Mandagni 'slow' (hypo-functioning) due to Kapha, eg lactose intolerant, dyspepsia, indigestion, steatorrhoea (fat in the stools),
Tikshnagni 'sharp' 'quick' (hyper-functioning) due to Pitta, eg acid peptic disorder, Gastro-Eosophageal Reflux Disease (GERD/Acid reflux)
Vishamagni (erratic) due to Vata, eg Irritable Bowel Syndrome, Colic, Spasm, diarrhoea
What affects agni?
Stress, bio-rhythms, age, physical activity, and life-style all affect agni functioning. The quality of agni and metabolism decreases with age, more ama accumulates and the quality of dhatu also declines.We shouldn't challenge agni, but support it by choosing easily digestible foods, eating smaller portions, and eating at the right times of day, etc.
Agni can be deranged by the following:
1. Not enough ‘fuel’, in which case the fire goes out. This can result from a lack of food, the person may be starving for nourishment and lacks proper thinking capacity and knowledge.
2. Too much ‘fuel’, in which case the fire also goes out. This can be due to an overloaded system, eating when not hungry or already full, overthinking, overstimulation, too many thoughts, toxic thinking.
3. Not enough exercise puts the fire out. Some exercise should be taken every day for at least an hour, and it should be playful and fun, such as gentle sports, dance, yoga, swimming.
4. Too much physical or mental overload. Stress, whether physical or mental, working too hard, overthinking, overstimulation are all detrimental to the body. Too much exercise or exercising too hard also stresses the body. We should only exercise to 50% of our capacity and never to the point of breathing through the mouth. Even too much reading, travelling, internet, television, phone can also aggravate Vata and reduce agni.

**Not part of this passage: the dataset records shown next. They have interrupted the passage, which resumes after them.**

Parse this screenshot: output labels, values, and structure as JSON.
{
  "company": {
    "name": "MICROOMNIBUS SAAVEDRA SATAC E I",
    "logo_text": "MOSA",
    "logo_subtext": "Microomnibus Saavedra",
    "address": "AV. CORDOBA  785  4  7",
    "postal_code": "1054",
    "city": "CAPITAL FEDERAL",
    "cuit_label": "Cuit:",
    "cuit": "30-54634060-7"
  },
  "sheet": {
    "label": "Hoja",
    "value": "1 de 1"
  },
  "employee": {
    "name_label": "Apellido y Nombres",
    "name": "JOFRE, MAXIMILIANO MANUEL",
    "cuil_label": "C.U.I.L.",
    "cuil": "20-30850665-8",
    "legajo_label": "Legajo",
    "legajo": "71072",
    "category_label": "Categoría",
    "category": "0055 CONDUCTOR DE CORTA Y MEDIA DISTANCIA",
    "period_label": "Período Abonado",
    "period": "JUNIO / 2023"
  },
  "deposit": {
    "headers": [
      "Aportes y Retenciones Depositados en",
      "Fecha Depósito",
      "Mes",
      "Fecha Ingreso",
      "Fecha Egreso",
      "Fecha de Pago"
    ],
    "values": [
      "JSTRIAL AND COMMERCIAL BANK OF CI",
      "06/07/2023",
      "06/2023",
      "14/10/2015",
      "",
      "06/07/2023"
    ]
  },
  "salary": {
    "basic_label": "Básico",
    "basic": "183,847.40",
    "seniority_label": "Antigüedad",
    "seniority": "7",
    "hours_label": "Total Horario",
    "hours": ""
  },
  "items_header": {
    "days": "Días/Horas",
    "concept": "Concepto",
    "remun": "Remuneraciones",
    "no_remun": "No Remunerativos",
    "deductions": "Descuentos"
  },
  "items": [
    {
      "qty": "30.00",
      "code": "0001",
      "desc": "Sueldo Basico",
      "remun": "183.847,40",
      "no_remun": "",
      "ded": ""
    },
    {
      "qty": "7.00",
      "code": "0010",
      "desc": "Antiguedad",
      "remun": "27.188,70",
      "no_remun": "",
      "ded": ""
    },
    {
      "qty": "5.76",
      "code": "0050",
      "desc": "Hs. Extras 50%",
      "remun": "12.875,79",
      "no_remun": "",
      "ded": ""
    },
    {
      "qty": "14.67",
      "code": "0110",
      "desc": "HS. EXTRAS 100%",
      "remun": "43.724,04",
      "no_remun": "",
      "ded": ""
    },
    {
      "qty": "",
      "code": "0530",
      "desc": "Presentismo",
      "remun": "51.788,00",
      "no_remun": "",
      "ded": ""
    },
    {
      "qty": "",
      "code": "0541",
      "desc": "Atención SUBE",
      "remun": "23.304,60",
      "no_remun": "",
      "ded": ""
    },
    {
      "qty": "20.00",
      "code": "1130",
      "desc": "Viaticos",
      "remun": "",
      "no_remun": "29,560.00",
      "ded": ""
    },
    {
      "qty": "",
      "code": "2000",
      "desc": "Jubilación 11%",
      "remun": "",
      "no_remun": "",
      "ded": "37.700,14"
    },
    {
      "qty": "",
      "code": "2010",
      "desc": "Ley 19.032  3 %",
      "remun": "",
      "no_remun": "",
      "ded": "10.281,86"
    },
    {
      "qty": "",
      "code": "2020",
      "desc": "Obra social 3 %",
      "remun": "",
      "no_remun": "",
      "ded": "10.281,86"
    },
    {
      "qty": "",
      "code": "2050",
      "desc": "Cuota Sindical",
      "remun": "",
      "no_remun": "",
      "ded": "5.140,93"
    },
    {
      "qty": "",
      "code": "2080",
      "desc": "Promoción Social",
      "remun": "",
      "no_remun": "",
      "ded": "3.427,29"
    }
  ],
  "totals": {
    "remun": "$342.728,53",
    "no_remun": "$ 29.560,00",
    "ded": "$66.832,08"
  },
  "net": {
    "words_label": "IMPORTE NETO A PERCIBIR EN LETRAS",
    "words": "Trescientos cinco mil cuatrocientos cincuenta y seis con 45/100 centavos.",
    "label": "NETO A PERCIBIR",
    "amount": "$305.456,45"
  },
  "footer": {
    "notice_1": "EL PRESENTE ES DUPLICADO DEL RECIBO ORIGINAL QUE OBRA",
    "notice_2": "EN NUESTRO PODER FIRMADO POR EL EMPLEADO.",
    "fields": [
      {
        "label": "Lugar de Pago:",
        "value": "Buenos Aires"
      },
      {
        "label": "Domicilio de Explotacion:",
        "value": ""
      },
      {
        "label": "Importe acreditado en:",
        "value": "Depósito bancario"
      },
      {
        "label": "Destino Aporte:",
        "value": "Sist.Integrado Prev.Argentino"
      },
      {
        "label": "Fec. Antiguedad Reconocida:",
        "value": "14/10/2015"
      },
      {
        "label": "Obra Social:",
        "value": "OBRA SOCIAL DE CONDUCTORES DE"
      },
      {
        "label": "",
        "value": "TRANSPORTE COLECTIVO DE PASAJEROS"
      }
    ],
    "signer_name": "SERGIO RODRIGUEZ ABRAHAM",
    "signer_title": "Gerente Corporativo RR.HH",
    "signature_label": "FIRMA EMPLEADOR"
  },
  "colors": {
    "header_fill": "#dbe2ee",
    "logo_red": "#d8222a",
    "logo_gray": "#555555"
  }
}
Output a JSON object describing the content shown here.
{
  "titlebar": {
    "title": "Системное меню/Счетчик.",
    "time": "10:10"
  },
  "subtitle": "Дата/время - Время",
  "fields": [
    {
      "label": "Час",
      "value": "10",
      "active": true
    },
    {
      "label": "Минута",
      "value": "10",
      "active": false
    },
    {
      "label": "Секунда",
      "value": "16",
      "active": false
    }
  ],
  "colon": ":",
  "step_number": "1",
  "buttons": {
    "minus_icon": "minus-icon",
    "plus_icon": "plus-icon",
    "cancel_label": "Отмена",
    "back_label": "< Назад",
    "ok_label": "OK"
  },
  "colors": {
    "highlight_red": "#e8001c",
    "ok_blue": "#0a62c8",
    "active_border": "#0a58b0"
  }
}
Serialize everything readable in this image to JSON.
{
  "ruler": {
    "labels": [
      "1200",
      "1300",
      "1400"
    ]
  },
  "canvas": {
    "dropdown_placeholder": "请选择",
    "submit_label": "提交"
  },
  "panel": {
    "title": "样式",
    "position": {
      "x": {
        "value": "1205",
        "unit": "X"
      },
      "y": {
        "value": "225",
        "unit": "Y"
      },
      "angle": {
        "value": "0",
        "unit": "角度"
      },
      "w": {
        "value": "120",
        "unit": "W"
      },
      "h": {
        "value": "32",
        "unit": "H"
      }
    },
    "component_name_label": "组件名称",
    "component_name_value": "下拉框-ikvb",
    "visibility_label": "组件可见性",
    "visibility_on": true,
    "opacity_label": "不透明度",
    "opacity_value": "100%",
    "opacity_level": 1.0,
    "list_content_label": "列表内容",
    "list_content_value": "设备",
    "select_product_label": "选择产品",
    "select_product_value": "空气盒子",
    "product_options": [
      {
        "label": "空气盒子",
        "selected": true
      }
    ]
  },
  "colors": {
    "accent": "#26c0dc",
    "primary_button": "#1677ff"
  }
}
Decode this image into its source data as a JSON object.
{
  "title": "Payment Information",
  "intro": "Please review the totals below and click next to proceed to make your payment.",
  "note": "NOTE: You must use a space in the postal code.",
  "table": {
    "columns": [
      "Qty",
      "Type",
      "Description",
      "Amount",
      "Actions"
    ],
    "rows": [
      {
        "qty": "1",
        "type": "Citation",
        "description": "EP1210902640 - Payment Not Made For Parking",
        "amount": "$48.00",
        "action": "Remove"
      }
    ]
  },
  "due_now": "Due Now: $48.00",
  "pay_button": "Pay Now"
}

5. Disease. By definition agni is low during illness, and so only easily assimilated foods like clear soups, rice soup, kichari should be taken in small portions. Rest is also advised.
It's good to remember that mental and emotional self-control and a positive attitude are important. Nervousness, grief and stress all affect agni, mostly by aggravating Vata. Remember to be an observer, don't allow anything to disturb you too much.
“You are only as healthy as your digestion” and “all disease begins in the gut” said Hipokratis.
“When food is digested improperly because agni [the digestive flame] is low the undigested food becomes vitiated [disturbed] and collects in the stomach. It is known as ama [toxins].” – Astangahrdaya Samhita